In the new movie Stranger Than Fiction, Will Ferrell plays Harold Crick, an Internal Revenue Service auditor who becomes attracted to a bakery owner he's auditing. I haven't seen it, but the possibility of romance between an auditor and a small-business owner seems about as far-fetched as the movie's premise that Crick's life is being dictated by a novelist afflicted with writer's block. Especially this year.
Months ago, the IRS announced that there was a $345 billion hole of unpaid taxes in 2001, with nonfarm proprietors accounting for 68 percent of that. As a result, it began stepping up audits, especially on small companies such as people working out of their homes or running cash-based businesses. According to a Government Accountability Office report released this week, the crackdown is paying off. This year, the agency has picked up record revenue of $48.7 billion, up 3 percent from last year. It has increased audits of small businesses by 8 percent. And audits of people earning more than $100,000 rose 18 percent, to the highest level ever.

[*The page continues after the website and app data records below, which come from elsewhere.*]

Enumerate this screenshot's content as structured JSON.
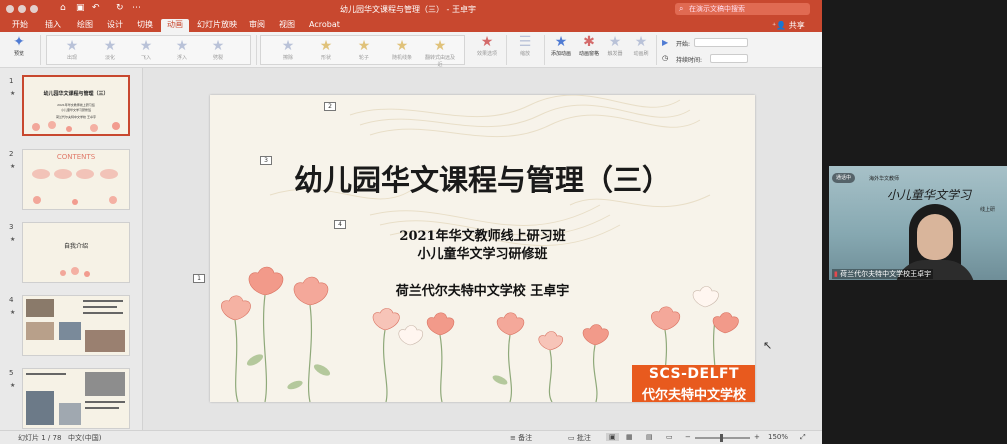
{
  "window": {
    "title": "幼儿园华文课程与管理（三） - 王卓宇",
    "search_placeholder": "在演示文稿中搜索",
    "share_label": "共享"
  },
  "tabs": [
    {
      "label": "开始"
    },
    {
      "label": "插入"
    },
    {
      "label": "绘图"
    },
    {
      "label": "设计"
    },
    {
      "label": "切换"
    },
    {
      "label": "动画",
      "active": true
    },
    {
      "label": "幻灯片放映"
    },
    {
      "label": "审阅"
    },
    {
      "label": "视图"
    },
    {
      "label": "Acrobat"
    }
  ],
  "ribbon": {
    "preview_label": "预览",
    "effects": [
      "出现",
      "淡化",
      "飞入",
      "浮入",
      "劈裂",
      "擦除",
      "形状",
      "轮子",
      "随机线条",
      "翻转式由远及近",
      "缩放",
      "旋转"
    ],
    "effect_options": "效果选项",
    "add_animation": "添加动画",
    "animation_pane": "动画窗格",
    "trigger": "触发器",
    "animation_painter": "动画刷",
    "start_label": "开始:",
    "duration_label": "持续时间:"
  },
  "slides": [
    {
      "num": "1",
      "title": "幼儿园华文课程与管理（三）",
      "lines": [
        "2021年华文教师线上研习班",
        "小儿童华文学习研修班",
        "荷兰代尔夫特中文学校 王卓宇"
      ]
    },
    {
      "num": "2",
      "title": "CONTENTS",
      "lines": []
    },
    {
      "num": "3",
      "title": "自我介绍",
      "lines": []
    },
    {
      "num": "4",
      "title": "",
      "lines": []
    },
    {
      "num": "5",
      "title": "",
      "lines": []
    }
  ],
  "main_slide": {
    "title": "幼儿园华文课程与管理（三）",
    "subtitle1": "2021年华文教师线上研习班",
    "subtitle2": "小儿童华文学习研修班",
    "school": "荷兰代尔夫特中文学校  王卓宇",
    "anim_tags": [
      "1",
      "2",
      "3",
      "4"
    ],
    "logo_top": "SCS-DELFT",
    "logo_bottom": "代尔夫特中文学校"
  },
  "status": {
    "slide_count": "幻灯片 1 / 78",
    "language": "中文(中国)",
    "notes": "备注",
    "comments": "批注",
    "zoom": "150%"
  },
  "video": {
    "pill": "通话中",
    "banner_small": "海外华文教师",
    "banner_large": "小儿童华文学习",
    "banner_tag": "线上研",
    "name": "荷兰代尔夫特中文学校王卓宇"
  }
}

The GAO report says that 83 percent of the tax-collection gap comes from people underreporting their income, but it adds that the errors aren't always willful. Many small-business owners don't understand the tax code, and that creates confusion about how to report income. The IRS hopes that a website it set up to help small-business owners navigate the code will clarify tax matters. But small-business lobbying groups still worry that tax code confusion, combined with stepped-up audits, will create huge costs for small business. On the upside, of course, some small-business owners may find true love.